The revelations that the woman makes to her husband involve the use and the breaking of many things truly seen as taboo within Islam, I had to wonder whether this was an act of artistic necessity or a deliberate in-your-face attempt to court controversy and notice. I would imagine that there are many devout Muslims, male and female who would find aspects of this book and therefore possibly the book as a whole deeply, deeply offensive. 

As a reader, I felt that Rahimi succeeded in evoking a suffocating, claustrophobic atmosphere. You can almost smell the rotten stench in the mans sick room. But, sympathy for the womens plight is eroded by her whiny, erratic repetitiveness and behaviour I would classify as not only vindictive but a little  unrealistically absurd.

I didn't really enjoy reading this on any level. Sometimes even though a book is difficult, you gain something in the reading of it and that in itself is pleasurable, but this was no such experience for me. It makes me remember how I similarly did not enjoy the highly praised Kite Runner for its highly graphic depiction of child sexual abuse and found it unpleasant as a reading experience regardless of its worthiness.

I wouldn't say read this book, not unless you are terribly interested in its story or conceit. To be blunt, it's depressing. 4/10

Saturday, 4 June 2011

Book #42 Rivers Of London by Ben Aaronovitch

Rivers Of London

Ok, so, I've been on holiday for a week, not got much reading done, was pretty much a pound the streets and go-see holiday rather than a sit on your bum by the pool with a book holiday. I did try but the only book I managed to complete was Aaronovitch's Rivers Of London.

It seems that whenever I make a certain claim, a book will show up to contradict me. In this case, I was bemoaning the fact in my review of The Interpretation of Murder that the crime genre has not seen anything original in a good while despite attempts to give it a new twist. This book likewise attempts the new twist on the genre and yet somehow inexplicably pulls it off.

In Rivers Of London, Aaronovitch takes young London copper Peter Grant, whom, it is hinted at is somewhat inept, and places him at a the scene of a murder guarding it overnight alongside Lesley, a colleague he wishes to be more than just friends with, when he is approached by one Nicholas Wallpenny who claims to have witnessed the crime. During Peter's attempt to take a statement Wallpenny dematerialises revealing himself to be a ghost.
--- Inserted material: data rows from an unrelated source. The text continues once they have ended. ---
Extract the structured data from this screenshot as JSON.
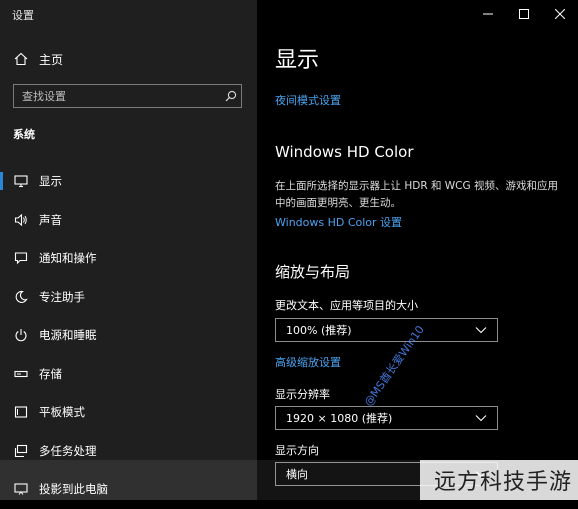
{
  "window": {
    "title": "设置",
    "minimize": "—",
    "maximize": "☐",
    "close": "✕"
  },
  "sidebar": {
    "home_label": "主页",
    "search_placeholder": "查找设置",
    "section": "系统",
    "items": [
      {
        "label": "显示",
        "icon": "monitor-icon",
        "active": true
      },
      {
        "label": "声音",
        "icon": "speaker-icon"
      },
      {
        "label": "通知和操作",
        "icon": "notification-icon"
      },
      {
        "label": "专注助手",
        "icon": "moon-icon"
      },
      {
        "label": "电源和睡眠",
        "icon": "power-icon"
      },
      {
        "label": "存储",
        "icon": "storage-icon"
      },
      {
        "label": "平板模式",
        "icon": "tablet-icon"
      },
      {
        "label": "多任务处理",
        "icon": "multitask-icon"
      },
      {
        "label": "投影到此电脑",
        "icon": "project-icon"
      }
    ]
  },
  "main": {
    "title": "显示",
    "night_light_link": "夜间模式设置",
    "hdr_heading": "Windows HD Color",
    "hdr_desc": "在上面所选择的显示器上让 HDR 和 WCG 视频、游戏和应用中的画面更明亮、更生动。",
    "hdr_link": "Windows HD Color 设置",
    "scale_heading": "缩放与布局",
    "scale_label": "更改文本、应用等项目的大小",
    "scale_value": "100% (推荐)",
    "advanced_scaling_link": "高级缩放设置",
    "resolution_label": "显示分辨率",
    "resolution_value": "1920 × 1080 (推荐)",
    "orientation_label": "显示方向",
    "orientation_value": "横向"
  },
  "overlay": {
    "watermark": "@MS酋长爱Win10",
    "brand": "远方科技手游"
  },
  "colors": {
    "accent": "#2b86d8",
    "link": "#4aa3f0",
    "sidebar_bg": "#1f1f1f",
    "main_bg": "#000000"
  }
}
Thus begins a tale of ordinary London policing interlocked with a tale of vampires and wizard police officers, sequestration and ghosts, and a dispute between two powerful water spirits. This book shouldn't work, it really shouldn't, the crime genre, the magic genre, and the vampire genre are such well worn avenues of late that they have become truly pedestrian. With all the elements of recent popular fiction thrown in together this book should have been bad, a bit needy, trying to cover all bases and be liked. In some ways it's a bit annoying that its not, because it makes you wonder how he managed to pull it off.

The main strength of the book is that it's entertaining, the prose is vivid and comical, it has a real caper feel to it, with Peter spending most of his time wondering how the hell he ended up involved in yet another disaster. The main storyline of the crime itself is clever and probably, if I knew much about the history, very well researched. The second storyline the resolution of a dispute between two water spirits each claiming to own the Thames has a very mythological quality, and if it reminded me of anything it was of Neil Gaiman's American Gods (but not enough to consider it plagerist) which from me, is a huge compliment.

All in all, if you are into the new "vampire genre", or "magic genre", fantasy books, like Terry Pratchett say (of whom I have to say I've never been a great fan) or if you don't mind crime that's a bit silly and tongue in cheek, you'll like this. If however, you prefer gritty realism with your crime like Stuart MacBride say, or Peter Robinson, you would probably find this annoying. Personally, I really enjoyed it and will definitely be reading the recently published sequel 'Moon Over Soho' 9/10